- Opening Delimiter -

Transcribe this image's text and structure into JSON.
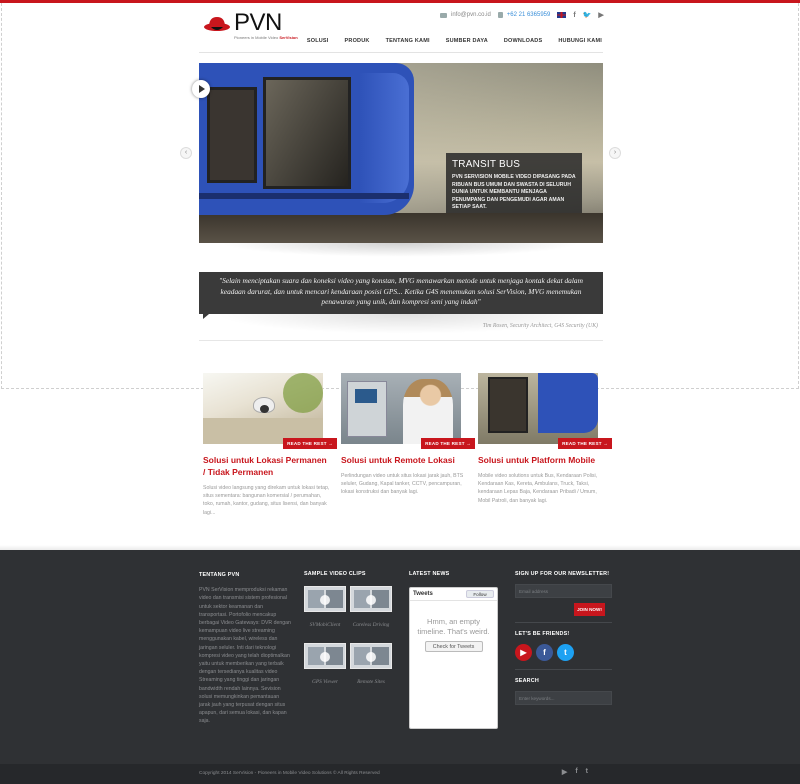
{
  "header": {
    "logo_text": "PVN",
    "logo_tagline": "Pioneers in Mobile Video",
    "logo_tagline_brand": "SerVision",
    "email": "info@pvn.co.id",
    "phone": "+62 21 6365959",
    "nav": [
      "SOLUSI",
      "PRODUK",
      "TENTANG KAMI",
      "SUMBER DAYA",
      "DOWNLOADS",
      "HUBUNGI KAMI"
    ]
  },
  "slider": {
    "title": "TRANSIT BUS",
    "description": "PVN SERVISION MOBILE VIDEO DIPASANG PADA RIBUAN BUS UMUM DAN SWASTA DI SELURUH DUNIA UNTUK MEMBANTU MENJAGA PENUMPANG DAN PENGEMUDI AGAR AMAN SETIAP SAAT.",
    "prev": "‹",
    "next": "›"
  },
  "testimonial": {
    "quote": "\"Selain menciptakan suara dan koneksi video yang konstan, MVG menawarkan metode untuk menjaga kontak dekat dalam keadaan darurat, dan untuk mencari kendaraan posisi GPS... Ketika G4S menemukan solusi SerVision, MVG menemukan penawaran yang unik, dan kompresi seni yang indah\"",
    "author": "Tim Rosen, Security Architect, G4S Security (UK)"
  },
  "solutions": [
    {
      "button": "READ THE REST →",
      "title": "Solusi untuk Lokasi Permanen / Tidak Permanen",
      "desc": "Solusi video langsung yang direkam untuk lokasi tetap, situs sementara: bangunan komersial / perumahan, toko, rumah, kantor, gudang, situs lisensi, dan banyak lagi..."
    },
    {
      "button": "READ THE REST →",
      "title": "Solusi untuk Remote Lokasi",
      "desc": "Perlindungan video untuk situs lokasi jarak jauh, BTS seluler, Gudang, Kapal tanker, CCTV, pencampuran, lokasi konstruksi dan banyak lagi."
    },
    {
      "button": "READ THE REST →",
      "title": "Solusi untuk Platform Mobile",
      "desc": "Mobile video solutions untuk Bus, Kendaraan Polisi, Kendaraan Kas, Kereta, Ambulans, Truck, Taksi, kendaraan Lepas Baja, Kendaraan Pribadi / Umum, Mobil Patroli, dan banyak lagi."
    }
  ],
  "footer": {
    "about_title": "TENTANG PVN",
    "about_text": "PVN SerVision memproduksi rekaman video dan transmisi sistem profesional untuk sektor keamanan dan transportasi. Portofolio mencakup berbagai Video Gateways: DVR dengan kemampuan video live streaming menggunakan kabel, wireless dan jaringan seluler. Inti dari teknologi kompresi video yang telah dioptimalkan yaitu untuk memberikan yang terbaik dengan tersedianya kualitas video Streaming yang tinggi dan jaringan bandwidth rendah lainnya. Sevision solusi memungkinkan pemantauan jarak jauh yang terpusat dengan situs apapun, dari semua lokasi, dan kapan saja.",
    "clips_title": "SAMPLE VIDEO CLIPS",
    "clips": [
      "SVMobiClient",
      "Careless Driving",
      "GPS Viewer",
      "Remote Sites"
    ],
    "news_title": "LATEST NEWS",
    "tweets_label": "Tweets",
    "follow_label": "Follow",
    "tweets_empty": "Hmm, an empty timeline. That's weird.",
    "check_tweets": "Check for Tweets",
    "signup_title": "SIGN UP FOR OUR NEWSLETTER!",
    "email_placeholder": "Email address",
    "join_label": "JOIN NOW!",
    "friends_title": "LET'S BE FRIENDS!",
    "search_title": "SEARCH",
    "search_placeholder": "Enter keywords...",
    "copyright": "Copyright 2014 SerVision - Pioneers in Mobile Video Solutions © All Rights Reserved"
  },
  "colors": {
    "accent": "#c8161d",
    "footer_bg": "#2f3134",
    "link_blue": "#3a8fd9"
  },
  "icons": [
    "mail-icon",
    "phone-icon",
    "uk-flag-icon",
    "facebook-icon",
    "twitter-icon",
    "youtube-icon"
  ]
}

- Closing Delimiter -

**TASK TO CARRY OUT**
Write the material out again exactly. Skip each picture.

**RESPONSE AREA**
Transcribe this image's text and structure into JSON.
{
  "header": {
    "logo_text": "PVN",
    "logo_tagline": "Pioneers in Mobile Video",
    "logo_tagline_brand": "SerVision",
    "email": "info@pvn.co.id",
    "phone": "+62 21 6365959",
    "nav": [
      "SOLUSI",
      "PRODUK",
      "TENTANG KAMI",
      "SUMBER DAYA",
      "DOWNLOADS",
      "HUBUNGI KAMI"
    ]
  },
  "slider": {
    "title": "TRANSIT BUS",
    "description": "PVN SERVISION MOBILE VIDEO DIPASANG PADA RIBUAN BUS UMUM DAN SWASTA DI SELURUH DUNIA UNTUK MEMBANTU MENJAGA PENUMPANG DAN PENGEMUDI AGAR AMAN SETIAP SAAT.",
    "prev": "‹",
    "next": "›"
  },
  "testimonial": {
    "quote": "\"Selain menciptakan suara dan koneksi video yang konstan, MVG menawarkan metode untuk menjaga kontak dekat dalam keadaan darurat, dan untuk mencari kendaraan posisi GPS... Ketika G4S menemukan solusi SerVision, MVG menemukan penawaran yang unik, dan kompresi seni yang indah\"",
    "author": "Tim Rosen, Security Architect, G4S Security (UK)"
  },
  "solutions": [
    {
      "button": "READ THE REST →",
      "title": "Solusi untuk Lokasi Permanen / Tidak Permanen",
      "desc": "Solusi video langsung yang direkam untuk lokasi tetap, situs sementara: bangunan komersial / perumahan, toko, rumah, kantor, gudang, situs lisensi, dan banyak lagi..."
    },
    {
      "button": "READ THE REST →",
      "title": "Solusi untuk Remote Lokasi",
      "desc": "Perlindungan video untuk situs lokasi jarak jauh, BTS seluler, Gudang, Kapal tanker, CCTV, pencampuran, lokasi konstruksi dan banyak lagi."
    },
    {
      "button": "READ THE REST →",
      "title": "Solusi untuk Platform Mobile",
      "desc": "Mobile video solutions untuk Bus, Kendaraan Polisi, Kendaraan Kas, Kereta, Ambulans, Truck, Taksi, kendaraan Lepas Baja, Kendaraan Pribadi / Umum, Mobil Patroli, dan banyak lagi."
    }
  ],
  "footer": {
    "about_title": "TENTANG PVN",
    "about_text": "PVN SerVision memproduksi rekaman video dan transmisi sistem profesional untuk sektor keamanan dan transportasi. Portofolio mencakup berbagai Video Gateways: DVR dengan kemampuan video live streaming menggunakan kabel, wireless dan jaringan seluler. Inti dari teknologi kompresi video yang telah dioptimalkan yaitu untuk memberikan yang terbaik dengan tersedianya kualitas video Streaming yang tinggi dan jaringan bandwidth rendah lainnya. Sevision solusi memungkinkan pemantauan jarak jauh yang terpusat dengan situs apapun, dari semua lokasi, dan kapan saja.",
    "clips_title": "SAMPLE VIDEO CLIPS",
    "clips": [
      "SVMobiClient",
      "Careless Driving",
      "GPS Viewer",
      "Remote Sites"
    ],
    "news_title": "LATEST NEWS",
    "tweets_label": "Tweets",
    "follow_label": "Follow",
    "tweets_empty": "Hmm, an empty timeline. That's weird.",
    "check_tweets": "Check for Tweets",
    "signup_title": "SIGN UP FOR OUR NEWSLETTER!",
    "email_placeholder": "Email address",
    "join_label": "JOIN NOW!",
    "friends_title": "LET'S BE FRIENDS!",
    "search_title": "SEARCH",
    "search_placeholder": "Enter keywords...",
    "copyright": "Copyright 2014 SerVision - Pioneers in Mobile Video Solutions © All Rights Reserved"
  },
  "colors": {
    "accent": "#c8161d",
    "footer_bg": "#2f3134",
    "link_blue": "#3a8fd9"
  },
  "icons": [
    "mail-icon",
    "phone-icon",
    "uk-flag-icon",
    "facebook-icon",
    "twitter-icon",
    "youtube-icon"
  ]
}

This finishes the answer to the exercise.